Stephens Inc.'s Rivera suggests brokers also give preferred stocks a look. These stocks usually sport a high yield but are riskier. They tend not to appreciate as much as the company's common stock and their dividends, if the company hits a hiccup, are usually the first to be deferred or cancelled. In addition, preferreds can be called in early, ending that juicy stream of payouts. “[Clients] should know that these dividends are not guaranteed. If they need a guaranteed income stream, they should buy CDs,” she says.
But some brokers express caution when going for higher-yielding stocks. “I talk a lot with my clients about stretching for yield,” says Peter Calfee, president of Cleveland, Ohio-based Calfee Financial Advisors. He figures that investors don't always understand that higher yields can bring higher risk. “So if you reconfigure a client's portfolio for higher income, you have to reassess its beta,” he adds.
Table II: Limited Partnerships And REITS Pay Well
|Yield||Growth Rate %||Cap. ($bil)|
|FR||First Industrial Realty||8.79||5.73||1.21|
|CEI||Crescent R.E. Equities||8.63||15.94||1.89|
|NXL||New Plan Excel Realty||8.62||3.41||1.67|
|HCP||Health Care Property Inv.||8.31||6.15||2.15|
|HR||Healthcare Realty Trust||8.16||4.03||1.20|
|LRY||Liberty Property Trust||7.97||6.38||2.17|
|EEP||Enbridge Energy Partners||7.97||6.13||1.49|
|NBP||Northern Border Partners||7.95||3.79||1.58|
|DDR||Developers Diversified Realty||7.80||5.92||1.05|
|PCL||Plum Creek Timber||7.60||3.07||5.50|
Those stocks that come with higher yields are indeed more vulnerable simply because they often pay out a greater percentage of profits in the form of a dividend. So if profits fall, so will the dividend. In Table I, we include a column that refers to the payout ratio. This indicates how much net income is being paid out into the dividend. If profits fall for these companies, the payout ratio may rise, but the dividend should still be safe.
To be sure, all dividends can be cut or even eliminated. In recent quarters, Ford Motor, Nortel, United Airlines' parent UAL, Corning and AT&T have all slashed their payouts. A good back-of-the-envelope calculation is to compare a company's earnings per share with its dividend payout per share. If earnings slump below the dividend figure, you can expect a payout cut. (Such firms as Polaroid and Reliance Insurance were so committed to maintaining their dividend in hard times that they eventually went bankrupt.)
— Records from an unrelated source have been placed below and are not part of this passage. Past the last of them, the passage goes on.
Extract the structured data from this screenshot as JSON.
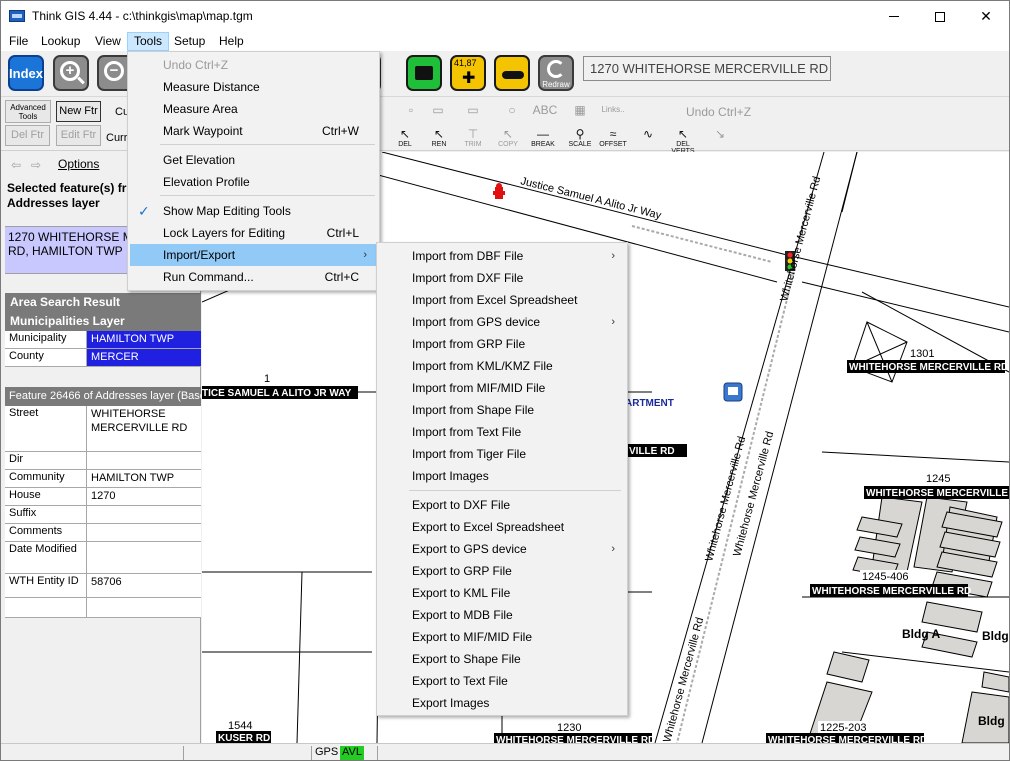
{
  "window": {
    "title": "Think GIS 4.44 - c:\\thinkgis\\map\\map.tgm"
  },
  "menubar": {
    "file": "File",
    "lookup": "Lookup",
    "view": "View",
    "tools": "Tools",
    "setup": "Setup",
    "help": "Help"
  },
  "toolbar": {
    "index": "Index",
    "gps_label": "41,87",
    "redraw_label": "Redraw",
    "address_box": "1270 WHITEHORSE MERCERVILLE RD"
  },
  "edit_toolbar": {
    "advanced_tools": "Advanced Tools",
    "new_ftr": "New Ftr",
    "del_ftr": "Del Ftr",
    "edit_ftr": "Edit Ftr",
    "cur_label_1": "Cu",
    "cur_label_2": "Curr",
    "undo": "Undo  Ctrl+Z",
    "tools": [
      {
        "label": "",
        "glyph": "▫"
      },
      {
        "label": "",
        "glyph": "▭"
      },
      {
        "label": "",
        "glyph": "▭"
      },
      {
        "label": "",
        "glyph": "○"
      },
      {
        "label": "",
        "glyph": "ABC"
      },
      {
        "label": "",
        "glyph": "▦"
      },
      {
        "label": "",
        "glyph": "Links.."
      },
      {
        "label": "DEL",
        "glyph": "↖"
      },
      {
        "label": "REN",
        "glyph": "↖"
      },
      {
        "label": "TRIM",
        "glyph": "⊤"
      },
      {
        "label": "COPY",
        "glyph": "↖"
      },
      {
        "label": "BREAK",
        "glyph": "—"
      },
      {
        "label": "SCALE",
        "glyph": "⚲"
      },
      {
        "label": "OFFSET",
        "glyph": "≈"
      },
      {
        "label": "",
        "glyph": "∿"
      },
      {
        "label": "DEL VERTS",
        "glyph": "↖"
      },
      {
        "label": "",
        "glyph": "↘"
      }
    ]
  },
  "options_link": "Options",
  "left_panel": {
    "selected_title": "Selected feature(s) fr",
    "selected_layer": "Addresses layer",
    "selected_line1": "1270 WHITEHORSE ME",
    "selected_line2": "RD, HAMILTON TWP",
    "area_search_title": "Area Search Result",
    "area_search_layer": "Municipalities Layer",
    "area_rows": [
      {
        "key": "Municipality",
        "value": "HAMILTON TWP"
      },
      {
        "key": "County",
        "value": "MERCER"
      }
    ],
    "feature_title": "Feature 26466 of Addresses layer  (Base",
    "feature_rows": [
      {
        "key": "Street",
        "value": "WHITEHORSE MERCERVILLE RD"
      },
      {
        "key": "Dir",
        "value": ""
      },
      {
        "key": "Community",
        "value": "HAMILTON TWP"
      },
      {
        "key": "House",
        "value": "1270"
      },
      {
        "key": "Suffix",
        "value": ""
      },
      {
        "key": "Comments",
        "value": ""
      },
      {
        "key": "Date Modified",
        "value": ""
      },
      {
        "key": "WTH Entity ID",
        "value": "58706"
      }
    ]
  },
  "map": {
    "labels": {
      "justice_street": "Justice Samuel A Alito Jr Way",
      "justice_label": "TICE SAMUEL A ALITO JR WAY",
      "whitehorse_road_1": "Whitehorse Mercerville Rd",
      "whitehorse_road_2": "Whitehorse Mercerville Rd",
      "whitehorse_road_3": "Whitehorse Mercerville Rd",
      "whitehorse_road_4": "Whitehorse Mercerville Rd",
      "num_1": "1",
      "num_1301": "1301",
      "whm_1301": "WHITEHORSE MERCERVILLE RD",
      "num_1245": "1245",
      "whm_1245": "WHITEHORSE MERCERVILLE RD",
      "num_1245_406": "1245-406",
      "whm_1245_406": "WHITEHORSE MERCERVILLE RD",
      "bldg_a": "Bldg A",
      "bldg_2": "Bldg",
      "bldg_3": "Bldg",
      "artment": "ARTMENT",
      "ville_rd": "VILLE RD",
      "num_1544": "1544",
      "kuser": "KUSER RD",
      "num_1230": "1230",
      "whm_1230": "WHITEHORSE MERCERVILLE RD",
      "num_1225": "1225-203",
      "whm_1225": "WHITEHORSE MERCERVILLE RD"
    }
  },
  "status": {
    "gps": "GPS",
    "avl": "AVL"
  },
  "tools_menu": {
    "items": [
      {
        "label": "Undo  Ctrl+Z",
        "shortcut": "",
        "disabled": true
      },
      {
        "label": "Measure Distance",
        "shortcut": ""
      },
      {
        "label": "Measure Area",
        "shortcut": ""
      },
      {
        "label": "Mark Waypoint",
        "shortcut": "Ctrl+W"
      },
      {
        "label": "Get Elevation",
        "shortcut": ""
      },
      {
        "label": "Elevation Profile",
        "shortcut": ""
      },
      {
        "label": "Show Map Editing Tools",
        "shortcut": "",
        "checked": true
      },
      {
        "label": "Lock Layers for Editing",
        "shortcut": "Ctrl+L"
      },
      {
        "label": "Import/Export",
        "shortcut": "",
        "submenu": true,
        "highlighted": true
      },
      {
        "label": "Run Command...",
        "shortcut": "Ctrl+C"
      }
    ]
  },
  "import_export_menu": {
    "items": [
      {
        "label": "Import from DBF File",
        "submenu": true
      },
      {
        "label": "Import from DXF File"
      },
      {
        "label": "Import from Excel Spreadsheet"
      },
      {
        "label": "Import from GPS device",
        "submenu": true
      },
      {
        "label": "Import from GRP File"
      },
      {
        "label": "Import from KML/KMZ File"
      },
      {
        "label": "Import from MIF/MID File"
      },
      {
        "label": "Import from Shape File"
      },
      {
        "label": "Import from Text File"
      },
      {
        "label": "Import from Tiger File"
      },
      {
        "label": "Import Images"
      },
      {
        "label": "Export to DXF File"
      },
      {
        "label": "Export to Excel Spreadsheet"
      },
      {
        "label": "Export to GPS device",
        "submenu": true
      },
      {
        "label": "Export to GRP File"
      },
      {
        "label": "Export to KML File"
      },
      {
        "label": "Export to MDB File"
      },
      {
        "label": "Export to MIF/MID File"
      },
      {
        "label": "Export to Shape File"
      },
      {
        "label": "Export to Text File"
      },
      {
        "label": "Export Images"
      }
    ]
  },
  "colors": {
    "menu_highlight": "#91c9f7",
    "selection_row": "#c8c8ff",
    "value_highlight": "#2020e0",
    "avl_green": "#22cc22",
    "index_blue": "#1b74d8"
  }
}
Interest rates are the other factor to consider when looking at high-yielding stocks. As interest rates rise, they start to offer comparatively attractive yields with lesser risk. Consequently, dividend-oriented sectors such as utilities tend to sell off when rates rise.
Total Return is the Key
When talking to your clients about dividend-producing stocks, it's important to measure the investment on a total return basis. Investors may have yawned at Philip Morris' 5 percent yield. Or they may have been disappointed in the paltry four percent gain posted by the stock in 2001. But taken together, an investor bagged a more impressive nine percent total return.
In decades past, dividends were a major factor in winning portfolios. In the 1940s, for example, the S&P 500 produced an annualized total return of 9.2 percent, according to Chicago, Ill.-based Ibbotson Associates. About two-thirds of that came from dividends, and the rest from capital gains. In the next decade, strong economic growth resulted in strong capital gains. But in the 1960s the situation reversed back, as dividends constituted nearly half of the total returns.
If the coming decade is characterized by slow growth in corporate profits, a similar trend could play out. “To the extent that the market remains in a ‘value’ orientation, companies will increasingly look back to boosting their dividends,” says Geraldine Weiss, publisher of the newsletter Investment Quality Trends and the book “Dividends Don't Lie: Finding Value in Blue Chip Stocks.” Of course, for that to happen, corporate America will have to lead the charge. Twenty years ago, two-thirds of all companies paid dividends. These days, only 20 percent do. The trend would have to reverse before dividends become a more widespread investment tool.